Dimitri Tiomkin was, for many years, the go-to guy for Western scores. His scores for various classic westerns had a true Americana sound to them, and yet remained unique to Tiomkin and his sound – Duel In The Sun, Red River, High Noon, Gunfight At The O.K. Corral, Rio Bravo, The Alamo and many others. Tiomkin had an incredible gift for creating memorable main themes and was a pioneer in the main title as song with High Noon (“Do Not Forsake Me, O My Darlin’”), for which Tiomkin not only won the Oscar for Best Score, but for Best Song (over the years he was nominated for an astonishing 17 Academy Awards). His score for The Unforgiven is classic Tiomkin, with a wonderful, memorable main theme (this time not done as a song, although it later did have lyrics added by Ned Washington), a theme that is haunting, melancholy, and perfect for the film. The rest of the score is filled with the unique Tiomkin sound – crashing brass, xylophones run amok, beautiful strings, and stirring action music – there’s no way not to know it’s a Tiomkin score from first note to last. The score was recorded in Rome with the Santa Cecilia Symphony Orchestra, with Tiomkin conducting.

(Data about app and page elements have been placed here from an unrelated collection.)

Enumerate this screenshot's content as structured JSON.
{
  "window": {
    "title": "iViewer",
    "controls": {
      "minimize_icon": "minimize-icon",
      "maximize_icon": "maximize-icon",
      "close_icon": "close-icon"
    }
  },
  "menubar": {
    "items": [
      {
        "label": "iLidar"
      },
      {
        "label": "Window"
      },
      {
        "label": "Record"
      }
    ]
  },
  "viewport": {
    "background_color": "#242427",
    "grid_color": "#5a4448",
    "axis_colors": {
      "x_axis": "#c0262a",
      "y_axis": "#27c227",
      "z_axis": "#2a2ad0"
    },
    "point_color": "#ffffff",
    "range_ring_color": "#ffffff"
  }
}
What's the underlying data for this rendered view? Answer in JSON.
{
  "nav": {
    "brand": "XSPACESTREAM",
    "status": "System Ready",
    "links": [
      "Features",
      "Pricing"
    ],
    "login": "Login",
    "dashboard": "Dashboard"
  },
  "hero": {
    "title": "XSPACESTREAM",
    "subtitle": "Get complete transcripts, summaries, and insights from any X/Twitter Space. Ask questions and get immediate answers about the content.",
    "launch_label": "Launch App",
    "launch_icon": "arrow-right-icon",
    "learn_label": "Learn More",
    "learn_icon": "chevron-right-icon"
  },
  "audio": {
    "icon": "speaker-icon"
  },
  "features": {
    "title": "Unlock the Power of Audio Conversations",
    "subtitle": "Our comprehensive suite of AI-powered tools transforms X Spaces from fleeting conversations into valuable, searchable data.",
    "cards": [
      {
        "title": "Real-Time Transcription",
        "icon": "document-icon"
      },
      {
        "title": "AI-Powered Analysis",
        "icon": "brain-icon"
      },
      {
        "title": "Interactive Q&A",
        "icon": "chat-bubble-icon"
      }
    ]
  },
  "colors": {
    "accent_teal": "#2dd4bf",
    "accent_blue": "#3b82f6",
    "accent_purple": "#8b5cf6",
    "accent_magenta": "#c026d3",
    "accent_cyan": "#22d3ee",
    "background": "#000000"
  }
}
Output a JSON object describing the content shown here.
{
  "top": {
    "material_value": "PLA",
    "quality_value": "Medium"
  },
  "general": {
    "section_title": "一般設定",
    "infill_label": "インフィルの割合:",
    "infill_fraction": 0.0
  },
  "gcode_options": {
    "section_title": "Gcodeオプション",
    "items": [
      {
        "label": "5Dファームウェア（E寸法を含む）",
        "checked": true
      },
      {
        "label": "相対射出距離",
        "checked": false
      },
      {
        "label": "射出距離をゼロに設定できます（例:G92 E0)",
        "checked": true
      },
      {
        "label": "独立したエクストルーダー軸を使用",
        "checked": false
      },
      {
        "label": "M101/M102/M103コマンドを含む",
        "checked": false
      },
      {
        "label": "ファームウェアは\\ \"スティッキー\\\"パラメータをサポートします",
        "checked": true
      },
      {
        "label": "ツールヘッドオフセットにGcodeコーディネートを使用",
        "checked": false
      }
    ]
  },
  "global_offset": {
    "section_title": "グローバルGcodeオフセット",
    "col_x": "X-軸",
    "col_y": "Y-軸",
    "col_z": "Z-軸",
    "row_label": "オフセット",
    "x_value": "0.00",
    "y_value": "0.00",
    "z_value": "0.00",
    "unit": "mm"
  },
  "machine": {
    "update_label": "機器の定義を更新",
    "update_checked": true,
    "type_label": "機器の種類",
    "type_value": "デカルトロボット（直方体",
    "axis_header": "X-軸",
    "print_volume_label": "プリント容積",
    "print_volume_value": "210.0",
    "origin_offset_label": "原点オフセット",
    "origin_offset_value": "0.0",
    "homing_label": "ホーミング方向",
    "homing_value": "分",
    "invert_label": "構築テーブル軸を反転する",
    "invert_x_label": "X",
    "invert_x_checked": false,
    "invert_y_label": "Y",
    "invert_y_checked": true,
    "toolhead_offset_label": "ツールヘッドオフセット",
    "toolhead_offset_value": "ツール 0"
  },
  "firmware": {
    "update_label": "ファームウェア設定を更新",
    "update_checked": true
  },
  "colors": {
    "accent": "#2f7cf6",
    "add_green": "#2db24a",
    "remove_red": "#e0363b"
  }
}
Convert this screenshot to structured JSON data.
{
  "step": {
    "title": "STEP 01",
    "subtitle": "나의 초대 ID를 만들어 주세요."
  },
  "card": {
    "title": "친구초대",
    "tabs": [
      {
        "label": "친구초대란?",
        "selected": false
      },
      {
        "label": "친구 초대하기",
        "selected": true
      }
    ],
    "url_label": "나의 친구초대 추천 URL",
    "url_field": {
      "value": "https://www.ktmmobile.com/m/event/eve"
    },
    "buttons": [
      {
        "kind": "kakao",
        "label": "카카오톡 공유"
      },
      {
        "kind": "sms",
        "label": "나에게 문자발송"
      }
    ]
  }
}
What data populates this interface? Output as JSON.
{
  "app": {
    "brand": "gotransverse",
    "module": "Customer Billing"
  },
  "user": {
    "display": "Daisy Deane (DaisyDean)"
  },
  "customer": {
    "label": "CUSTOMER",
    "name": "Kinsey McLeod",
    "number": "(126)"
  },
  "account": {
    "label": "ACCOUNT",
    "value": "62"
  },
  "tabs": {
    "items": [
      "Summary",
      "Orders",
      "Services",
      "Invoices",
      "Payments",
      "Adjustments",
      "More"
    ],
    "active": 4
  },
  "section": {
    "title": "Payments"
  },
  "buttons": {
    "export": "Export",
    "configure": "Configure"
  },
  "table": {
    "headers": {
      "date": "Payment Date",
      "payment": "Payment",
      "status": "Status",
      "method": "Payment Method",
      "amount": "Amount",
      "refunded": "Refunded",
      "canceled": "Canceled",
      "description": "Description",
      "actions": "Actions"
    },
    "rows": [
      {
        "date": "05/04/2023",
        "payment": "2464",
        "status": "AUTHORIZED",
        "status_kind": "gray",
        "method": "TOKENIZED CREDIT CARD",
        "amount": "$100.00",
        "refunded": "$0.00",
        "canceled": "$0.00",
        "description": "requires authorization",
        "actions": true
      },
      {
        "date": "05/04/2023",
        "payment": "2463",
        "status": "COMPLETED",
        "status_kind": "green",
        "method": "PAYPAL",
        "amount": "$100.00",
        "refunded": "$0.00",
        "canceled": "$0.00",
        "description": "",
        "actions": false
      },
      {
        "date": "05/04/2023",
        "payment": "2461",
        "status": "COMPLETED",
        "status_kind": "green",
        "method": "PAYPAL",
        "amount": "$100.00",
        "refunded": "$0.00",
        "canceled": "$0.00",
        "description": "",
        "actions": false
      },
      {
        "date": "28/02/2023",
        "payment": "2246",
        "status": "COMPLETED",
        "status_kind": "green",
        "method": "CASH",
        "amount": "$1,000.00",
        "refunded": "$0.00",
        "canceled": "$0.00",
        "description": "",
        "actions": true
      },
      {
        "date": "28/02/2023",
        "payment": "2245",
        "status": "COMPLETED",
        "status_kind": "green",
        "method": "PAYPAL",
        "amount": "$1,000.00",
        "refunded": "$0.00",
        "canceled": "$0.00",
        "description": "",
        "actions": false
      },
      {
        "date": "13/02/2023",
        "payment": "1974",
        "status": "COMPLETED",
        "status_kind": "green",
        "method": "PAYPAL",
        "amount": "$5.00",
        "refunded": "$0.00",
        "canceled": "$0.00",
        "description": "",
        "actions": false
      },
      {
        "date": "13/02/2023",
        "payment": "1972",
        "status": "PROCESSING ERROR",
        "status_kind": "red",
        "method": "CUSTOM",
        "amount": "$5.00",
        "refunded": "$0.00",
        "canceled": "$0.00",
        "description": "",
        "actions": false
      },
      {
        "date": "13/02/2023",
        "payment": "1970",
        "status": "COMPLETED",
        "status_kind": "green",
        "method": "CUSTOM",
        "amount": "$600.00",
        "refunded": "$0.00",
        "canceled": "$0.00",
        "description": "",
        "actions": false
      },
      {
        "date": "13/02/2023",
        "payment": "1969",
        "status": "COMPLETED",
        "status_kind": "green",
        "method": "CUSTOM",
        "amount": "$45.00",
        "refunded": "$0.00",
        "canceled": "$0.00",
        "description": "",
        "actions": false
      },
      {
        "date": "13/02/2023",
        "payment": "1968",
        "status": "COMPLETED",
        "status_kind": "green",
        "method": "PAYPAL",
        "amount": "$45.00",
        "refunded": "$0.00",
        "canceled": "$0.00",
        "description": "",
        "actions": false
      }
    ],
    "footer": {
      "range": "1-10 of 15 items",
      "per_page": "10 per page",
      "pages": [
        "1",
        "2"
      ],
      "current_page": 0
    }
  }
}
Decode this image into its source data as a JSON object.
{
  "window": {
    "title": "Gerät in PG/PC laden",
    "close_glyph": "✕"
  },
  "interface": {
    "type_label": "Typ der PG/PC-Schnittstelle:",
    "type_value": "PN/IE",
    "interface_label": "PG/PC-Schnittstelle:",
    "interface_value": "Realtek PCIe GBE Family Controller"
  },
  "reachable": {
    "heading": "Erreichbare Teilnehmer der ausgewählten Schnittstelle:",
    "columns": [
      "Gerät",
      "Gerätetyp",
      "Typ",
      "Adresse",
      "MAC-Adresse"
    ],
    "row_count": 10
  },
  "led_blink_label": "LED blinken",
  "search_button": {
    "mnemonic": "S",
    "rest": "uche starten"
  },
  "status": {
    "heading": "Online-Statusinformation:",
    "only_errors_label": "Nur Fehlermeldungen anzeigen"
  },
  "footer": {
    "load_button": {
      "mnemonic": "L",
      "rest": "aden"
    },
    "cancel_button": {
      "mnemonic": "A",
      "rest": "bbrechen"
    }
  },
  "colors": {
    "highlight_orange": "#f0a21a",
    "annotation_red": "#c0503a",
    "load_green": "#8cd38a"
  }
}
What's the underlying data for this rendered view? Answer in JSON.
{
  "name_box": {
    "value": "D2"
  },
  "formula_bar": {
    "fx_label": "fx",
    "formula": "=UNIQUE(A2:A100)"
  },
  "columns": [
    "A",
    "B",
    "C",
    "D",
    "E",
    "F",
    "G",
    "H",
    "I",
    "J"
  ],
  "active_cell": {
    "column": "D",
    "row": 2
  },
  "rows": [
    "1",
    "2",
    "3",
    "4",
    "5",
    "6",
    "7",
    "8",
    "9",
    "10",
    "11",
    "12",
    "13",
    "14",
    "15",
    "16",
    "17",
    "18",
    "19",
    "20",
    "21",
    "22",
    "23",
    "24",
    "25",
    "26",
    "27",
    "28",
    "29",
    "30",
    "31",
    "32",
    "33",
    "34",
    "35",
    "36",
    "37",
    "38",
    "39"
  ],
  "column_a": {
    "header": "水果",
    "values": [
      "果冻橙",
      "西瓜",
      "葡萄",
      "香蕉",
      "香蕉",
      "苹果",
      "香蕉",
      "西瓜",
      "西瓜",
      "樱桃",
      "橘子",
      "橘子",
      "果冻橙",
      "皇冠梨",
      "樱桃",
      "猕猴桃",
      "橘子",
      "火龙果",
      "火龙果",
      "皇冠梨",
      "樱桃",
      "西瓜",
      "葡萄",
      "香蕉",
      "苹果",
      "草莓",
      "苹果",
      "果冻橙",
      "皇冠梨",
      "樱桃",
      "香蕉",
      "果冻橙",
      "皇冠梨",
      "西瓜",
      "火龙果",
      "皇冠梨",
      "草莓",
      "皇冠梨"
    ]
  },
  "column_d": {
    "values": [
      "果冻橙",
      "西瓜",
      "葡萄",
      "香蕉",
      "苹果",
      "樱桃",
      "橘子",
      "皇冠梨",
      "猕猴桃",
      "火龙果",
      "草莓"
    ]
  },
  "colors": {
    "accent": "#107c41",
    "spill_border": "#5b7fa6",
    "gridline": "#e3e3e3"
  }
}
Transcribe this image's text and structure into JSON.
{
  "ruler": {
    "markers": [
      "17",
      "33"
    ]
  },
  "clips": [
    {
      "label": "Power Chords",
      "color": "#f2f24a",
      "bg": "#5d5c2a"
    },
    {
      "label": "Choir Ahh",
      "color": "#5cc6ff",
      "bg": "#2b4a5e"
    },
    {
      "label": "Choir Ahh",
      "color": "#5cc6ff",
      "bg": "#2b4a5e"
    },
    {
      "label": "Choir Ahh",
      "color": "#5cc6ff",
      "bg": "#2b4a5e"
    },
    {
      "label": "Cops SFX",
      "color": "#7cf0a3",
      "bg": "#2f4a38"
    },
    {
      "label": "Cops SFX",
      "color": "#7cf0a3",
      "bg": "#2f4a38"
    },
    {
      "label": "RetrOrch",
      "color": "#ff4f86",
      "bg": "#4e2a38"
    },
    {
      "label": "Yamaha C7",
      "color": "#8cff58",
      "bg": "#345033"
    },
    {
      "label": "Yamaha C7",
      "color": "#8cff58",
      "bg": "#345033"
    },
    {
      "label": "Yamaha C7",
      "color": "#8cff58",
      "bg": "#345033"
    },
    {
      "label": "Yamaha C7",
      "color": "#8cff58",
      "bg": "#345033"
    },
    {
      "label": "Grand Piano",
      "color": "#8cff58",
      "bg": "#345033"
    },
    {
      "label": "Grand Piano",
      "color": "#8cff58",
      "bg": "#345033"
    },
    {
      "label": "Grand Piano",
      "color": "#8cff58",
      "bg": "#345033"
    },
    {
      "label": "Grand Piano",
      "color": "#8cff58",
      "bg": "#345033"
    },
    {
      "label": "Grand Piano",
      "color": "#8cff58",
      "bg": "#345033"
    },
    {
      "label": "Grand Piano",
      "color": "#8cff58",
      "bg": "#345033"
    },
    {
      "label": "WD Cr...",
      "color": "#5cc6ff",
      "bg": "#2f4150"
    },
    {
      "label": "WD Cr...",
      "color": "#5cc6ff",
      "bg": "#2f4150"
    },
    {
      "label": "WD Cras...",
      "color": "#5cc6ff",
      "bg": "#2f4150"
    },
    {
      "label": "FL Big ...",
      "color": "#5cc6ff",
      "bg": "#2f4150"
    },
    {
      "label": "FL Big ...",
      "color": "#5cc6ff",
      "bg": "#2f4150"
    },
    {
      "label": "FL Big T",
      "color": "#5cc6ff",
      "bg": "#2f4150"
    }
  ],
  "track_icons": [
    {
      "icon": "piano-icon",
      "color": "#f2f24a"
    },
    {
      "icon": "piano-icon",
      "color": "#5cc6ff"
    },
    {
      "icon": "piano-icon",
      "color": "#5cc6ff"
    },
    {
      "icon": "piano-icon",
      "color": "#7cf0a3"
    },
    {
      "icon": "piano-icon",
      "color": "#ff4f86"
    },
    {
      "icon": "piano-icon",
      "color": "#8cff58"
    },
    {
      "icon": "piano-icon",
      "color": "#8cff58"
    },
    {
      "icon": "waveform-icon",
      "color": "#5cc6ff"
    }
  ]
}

The Way West was based on a Pulitzer Prize-winning novel by A. B. Guthrie, and is a Western more in the grand tradition; a big, sprawling epic produced by Harold Hecht, with a screenplay by Ben Maddow (who’d also written the script for The Unforgiven) and Mitch Lindemann. The film is colorful, fun, and compelling, as it follows a wagon train of settlers from Missouri as they make their way to Oregon, and, thanks to cameraman William H. Clothier, it is absolutely stunning to look at. Andrew McLaglen was a fine director and he gets terrific performances from his large cast, including Kirk Douglas, Robert Mitchum, Richard Widmark, Lola Albright, Sally Field (in her film debut), Stubby Kaye, and two stalwart western character actors, Jack Elam and Harry Carey, Jr.
The score by Bronislau Kaper has its own Americana sound and is a total delight. It begins with some narration from the film, which segues into a song (with lyrics by Mack David) sung by The Serendipity Singers. Then the score proper begins, and it is filled with rousing action music, playful music, and stunningly beautiful music, all in Kaper’s distinctive style and all of which captures the film’s myriad moods and scenes beautifully. Kaper didn’t do that many westerns, but the ones he did do were really interesting and he was a master craftsman, who, like Tiomkin, had an incredible gift for memorable melodies, as you can hear in his wonderful scores for Invitation, Lili, Auntie Mame, the 1962 Mutiny On The Bounty, among many others.
The Unforgiven was originally released on a United Artists LP, and then as part of a limited edition Film Score Monthly Western CD box set. The Way West was originally issued as an LP on United Artists, and then as a limited edition on CD by Intrada – both releases sold out instantly, and so it’s nice to be able to make them available to those who missed out, those who didn’t even get a chance to find out about them, and fans of great western scores. Both scores have been completely remastered for this release.
This release is limited to 1000 copies only.
Otras versiones de The Unforgiven (1960):
Otras versiones de The Way West (1967):